In my experience, ethnic minority students felt more at ease seeing a face of someone who clearly had the same challenges they were facing. They feel they could ask me the questions in hushed tones, the answers to which they wanted (and needed) to know. The classics were: "can you make it here if you aren’t white?", "are they just being nice to us or do they really think we could get a job here?", and "you sure this chicken they say is halal is halal?". The answer was invariably yes to all three.
By working with junior lawyers from diverse backgrounds, I realised people of various backgrounds with second (or third) languages look at solving problems differently.
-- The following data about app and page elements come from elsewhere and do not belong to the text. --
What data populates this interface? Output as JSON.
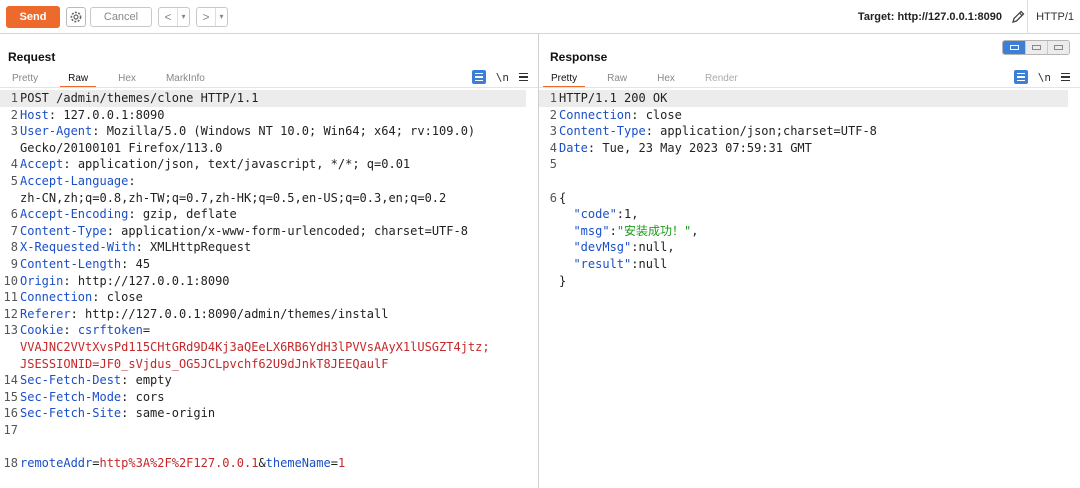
{
  "toolbar": {
    "send_label": "Send",
    "cancel_label": "Cancel",
    "back_symbol": "<",
    "forward_symbol": ">",
    "dropdown_symbol": "▾",
    "target_label": "Target: http://127.0.0.1:8090",
    "http_version": "HTTP/1"
  },
  "request": {
    "title": "Request",
    "tabs": [
      "Pretty",
      "Raw",
      "Hex",
      "MarkInfo"
    ],
    "active_tab": "Raw",
    "newline_label": "\\n",
    "lines": [
      {
        "n": "1",
        "key": "POST /admin/themes/clone HTTP/1.1"
      },
      {
        "n": "2",
        "key": "Host",
        "val": "127.0.0.1:8090"
      },
      {
        "n": "3",
        "key": "User-Agent",
        "val": "Mozilla/5.0 (Windows NT 10.0; Win64; x64; rv:109.0)"
      },
      {
        "n": "",
        "cont": "Gecko/20100101 Firefox/113.0"
      },
      {
        "n": "4",
        "key": "Accept",
        "val": "application/json, text/javascript, */*; q=0.01"
      },
      {
        "n": "5",
        "key": "Accept-Language",
        "val": ""
      },
      {
        "n": "",
        "cont": "zh-CN,zh;q=0.8,zh-TW;q=0.7,zh-HK;q=0.5,en-US;q=0.3,en;q=0.2"
      },
      {
        "n": "6",
        "key": "Accept-Encoding",
        "val": "gzip, deflate"
      },
      {
        "n": "7",
        "key": "Content-Type",
        "val": "application/x-www-form-urlencoded; charset=UTF-8"
      },
      {
        "n": "8",
        "key": "X-Requested-With",
        "val": "XMLHttpRequest"
      },
      {
        "n": "9",
        "key": "Content-Length",
        "val": "45"
      },
      {
        "n": "10",
        "key": "Origin",
        "val": "http://127.0.0.1:8090"
      },
      {
        "n": "11",
        "key": "Connection",
        "val": "close"
      },
      {
        "n": "12",
        "key": "Referer",
        "val": "http://127.0.0.1:8090/admin/themes/install"
      },
      {
        "n": "13",
        "key": "Cookie",
        "cookie_name": "csrftoken",
        "cookie_eq": "="
      },
      {
        "n": "",
        "red": "VVAJNC2VVtXvsPd115CHtGRd9D4Kj3aQEeLX6RB6YdH3lPVVsAAyX1lUSGZT4jtz",
        "red_sep": ";"
      },
      {
        "n": "",
        "red_key": "JSESSIONID",
        "red": "JF0_sVjdus_OG5JCLpvchf62U9dJnkT8JEEQaulF"
      },
      {
        "n": "14",
        "key": "Sec-Fetch-Dest",
        "val": "empty"
      },
      {
        "n": "15",
        "key": "Sec-Fetch-Mode",
        "val": "cors"
      },
      {
        "n": "16",
        "key": "Sec-Fetch-Site",
        "val": "same-origin"
      },
      {
        "n": "17",
        "blank": true
      },
      {
        "n": "",
        "blank": true
      },
      {
        "n": "18",
        "body": [
          {
            "t": "k",
            "s": "remoteAddr"
          },
          {
            "t": "sep",
            "s": "="
          },
          {
            "t": "r",
            "s": "http%3A%2F%2F127.0.0.1"
          },
          {
            "t": "sep",
            "s": "&"
          },
          {
            "t": "k",
            "s": "themeName"
          },
          {
            "t": "sep",
            "s": "="
          },
          {
            "t": "r",
            "s": "1"
          }
        ]
      }
    ]
  },
  "response": {
    "title": "Response",
    "tabs": [
      "Pretty",
      "Raw",
      "Hex",
      "Render"
    ],
    "active_tab": "Pretty",
    "newline_label": "\\n",
    "lines": [
      {
        "n": "1",
        "key": "HTTP/1.1 200 OK"
      },
      {
        "n": "2",
        "key": "Connection",
        "val": "close"
      },
      {
        "n": "3",
        "key": "Content-Type",
        "val": "application/json;charset=UTF-8"
      },
      {
        "n": "4",
        "key": "Date",
        "val": "Tue, 23 May 2023 07:59:31 GMT"
      },
      {
        "n": "5",
        "blank": true
      },
      {
        "n": "",
        "blank": true
      },
      {
        "n": "6",
        "plain": "{"
      },
      {
        "n": "",
        "json": [
          {
            "t": "json-key",
            "s": "  \"code\""
          },
          {
            "t": "sep",
            "s": ":1,"
          }
        ]
      },
      {
        "n": "",
        "json": [
          {
            "t": "json-key",
            "s": "  \"msg\""
          },
          {
            "t": "sep",
            "s": ":"
          },
          {
            "t": "json-str",
            "s": "\"安装成功！\""
          },
          {
            "t": "sep",
            "s": ","
          }
        ]
      },
      {
        "n": "",
        "json": [
          {
            "t": "json-key",
            "s": "  \"devMsg\""
          },
          {
            "t": "sep",
            "s": ":null,"
          }
        ]
      },
      {
        "n": "",
        "json": [
          {
            "t": "json-key",
            "s": "  \"result\""
          },
          {
            "t": "sep",
            "s": ":null"
          }
        ]
      },
      {
        "n": "",
        "plain": "}"
      }
    ]
  }
}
They communicated in different ways to different people. That made us more relevant to more types of clients.
Having the same the type of person look at the same problem will get the same result: that's not innovative or dynamic, it's bad for business.
Anti-discrimination laws are still relevant today because getting a broad mix of people into the work is only the first step. For the true value of diversity to continue and sustain itself, that diversity must be protected while in the workplace.
As someone who belongs to an ethnic minority, I can tell you that wider discrimination is sadly still present in society. And I can also tell you that based on my experience, narrowing the equality gap between different races in the UK is the key to prosperity.
If it was up Farage, we'd be missing out on the huge talent pool provided by our multicultural society. For the sake of , and our economy, we cannot let that happen.
Bilal Mahmood is a Labour Parliamentary Candidate for Chingford and Woodford GreenReuse content